Finally, the mantra wore the inner editor down and it stepped aside so I could write. I know there will be changes but getting the words on the page the first time is always the hardest for me. It’s easier to fix the words when they’re on the page rather than stuck in my head.

Books · Reviews

SRP Review (Non-fiction) – The Art of War for Writers by James Scott Bell

Disclaimer: The reviews I post on The Self Rescue Princess won’t be the usual style of book review that talks about all the points and elements of a novel. My intention is to focus on heroines that I believe exemplify the spirit and character of a self-rescuing princess or are on their way to achieving that status.

This year, I’ve decided to add in one non-fiction (self-help or how to) review a month. With celebrating the Self-Rescuing Princess type, I decided this year to read at least one non-fiction book a month so I can either improve my skills in an area or learn a new one. For January, I decided to tackle writing.
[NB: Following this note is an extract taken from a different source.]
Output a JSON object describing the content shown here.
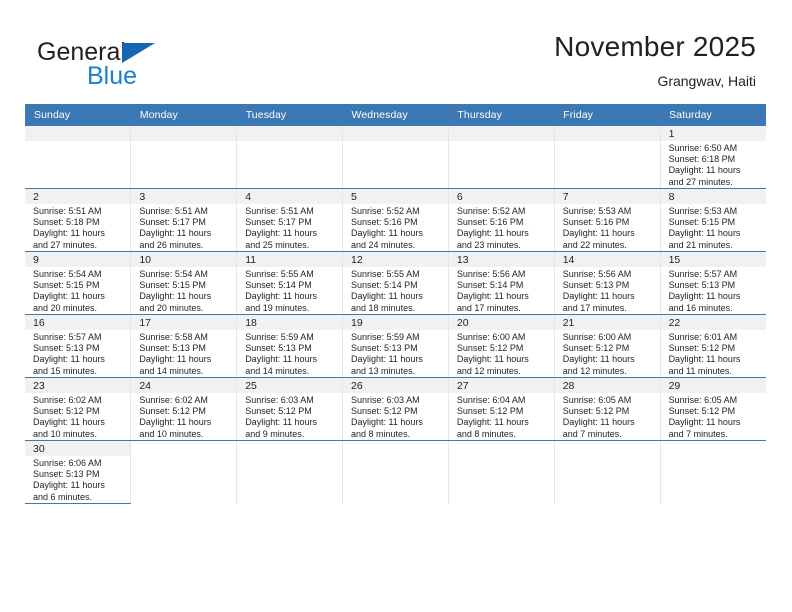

Now on to the review:


After reading The of War for Writers by James Scott Bell, I closed my eyes and hit delete, eliminating the prologue in my novel Safe and Sound. (After highlighting it which I did with my eyes opened.) I got that nervous feeling in the pit of my stomach when I thought about it doing it, but the voice saying “laying the groundwork for the big reveal takes away from the conflict and leave them gasping effect when it is announced” won. I’m glad.

It has been awhile since a writing craft book, and I do love to collect and read them, has forced me to change my mind about a part of my story I held near and dear. I thought long and hard before I wrote the prologue because there is a mindset in the author community that prologues are bad writing. I worked hard to overcome the objections some writers have of prologues by making sure there was a valid reason for mine and that it worked for the story.

In Chapter 50, Mr. Bell writes that “Success may be found in 3 great scenes, and no weak ones.” The keys words for great scenes are Conflict, Emotion and Surprise. When I wrote the prologue, I felt it was necessary to set up the story, the romance, but in doing so I took away two of my writing tools for creating a great scene. The prologue gave the story emotion. Intense emotion. Tugging at the heart-strings, possibly making the reader teary emotion, but it took away surprise. And while the suspense conflict was there in those 2,000 plus words, removing the prologue created a bigger romantic conflict. Now all the scenes following Chapter 1, the  new beginning of the book, have an increased level of conflict, emotion and surprise as the readers wonder what lead to the revelation in chapter one … since the prologue is no longer explaining it.

More than having me look at my work in progress in another way, Mr. Bell had me realizing my worries about one aspect (promoting books) of my writing career was shaping all of it and the heart of it in a negative way.  The one sentence I highlighted in the book says, “Meaning, the more anxious you are about forcing success through self-promotional effort, the less creative energy you have for the writing itself.”

I’ve had some ups and down over the last year with my writing, or at least my attitude and joy of creating books. Those over-the-top dreams of sales didn’t match the reality at all so I figured if I tried harder (which means more time spent promoting and less writing) I’d see the results. And discovered that’s not the case. What was I doing wrong? Why wasn’t it working for me. It had to be I wasn’t doing it right. Getting it. Then, I’d ‘scold’ myself for the time wasted. Moan and berate the writer on how many more books would be completed if only they’d put their time and energy in a more productive pursuit. Not a very good way for a writer to treat another writer — especially themselves.

This year I will give myself a break. Treat myself the way I would my friends who write and come to me discouraged and doubting. I’d say words to build them up. Encourage them. Most of all, remind them their writing means something to me.